By the end of this year, nearly 1.7 million Americans will have been diagnosed with some form of cancer, and almost 600,000 will die. More than one in three Americans will contract cancer over their lifetimes. Those statistics are startling and unacceptable. Yet roughly half of all cancers are preventable, by taking actions in our daily lives that can stop cancer before it starts.
Some of these prevention methods are common knowledge: don’t smoke, don’t drink too much alcohol, exercise, and eat a healthy diet of fruits and vegetables, instead of one filled with red meat and other heavily processed foods.
But beyond diet, lifestyle, and genetic predisposition to cancer, there is another pathway that clearly contributes to this public health epidemic: exposure to toxic chemicals.
The Environmental Working Group has been a leading voice on behalf of environmental health and the impact chemicals have on people for more than two decades.

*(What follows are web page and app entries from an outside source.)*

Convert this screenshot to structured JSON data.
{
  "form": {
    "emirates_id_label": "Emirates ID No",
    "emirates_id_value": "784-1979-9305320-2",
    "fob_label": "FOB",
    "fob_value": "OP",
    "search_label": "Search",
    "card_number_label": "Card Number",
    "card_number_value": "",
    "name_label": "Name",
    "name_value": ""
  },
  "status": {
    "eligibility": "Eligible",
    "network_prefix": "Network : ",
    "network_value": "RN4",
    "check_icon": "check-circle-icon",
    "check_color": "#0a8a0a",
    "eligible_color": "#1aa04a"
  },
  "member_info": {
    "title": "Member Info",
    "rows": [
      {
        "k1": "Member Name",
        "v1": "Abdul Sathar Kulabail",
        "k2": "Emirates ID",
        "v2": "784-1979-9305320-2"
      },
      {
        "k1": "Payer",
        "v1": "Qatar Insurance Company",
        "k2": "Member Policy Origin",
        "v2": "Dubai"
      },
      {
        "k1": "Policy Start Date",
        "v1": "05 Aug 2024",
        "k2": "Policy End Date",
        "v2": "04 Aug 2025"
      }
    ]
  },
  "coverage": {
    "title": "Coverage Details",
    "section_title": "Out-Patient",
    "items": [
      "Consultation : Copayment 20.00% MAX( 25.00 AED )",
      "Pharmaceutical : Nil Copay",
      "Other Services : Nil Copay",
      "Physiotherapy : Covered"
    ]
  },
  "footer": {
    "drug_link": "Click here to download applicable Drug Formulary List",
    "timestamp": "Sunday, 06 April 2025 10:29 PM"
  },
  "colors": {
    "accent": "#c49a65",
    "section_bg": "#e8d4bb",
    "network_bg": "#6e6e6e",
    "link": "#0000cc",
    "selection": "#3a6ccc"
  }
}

Our research has spotlighted the presence of carcinogenic chemicals in everyday consumer goods, personal care products, children’s toys, drinking water, food and even in the blood of babies in the womb.
Last year, EWG released a report, “Rethinking Carcinogens,” in conjunction with new groundbreaking research on chemical exposures and cancer conducted by the Halifax Project. a collaboration of hundreds of cancer researchers and scientists from around the world.
The findings of the Halifax Project add to long overlooked evidence that combinations of chemicals – ones that don’t cause cancer on their own – likely contribute to the burden of cancer.
In response, EWG has launched a new Cancer Prevention Initiative. On May 3, EWG hosted a symposium in San Francisco focusing on rethinking the role of the environment in cancer prevention and diagnosis.
The Cancer Prevention Initiative website offers the cutting-edge research from leading experts and thought leaders, and provides people with helpful tips to reduce exposure to the chemicals that can trigger the disease to begin with. So much cancer is avoidable, and EWG is working alongside many others in putting cancer prevention within reach.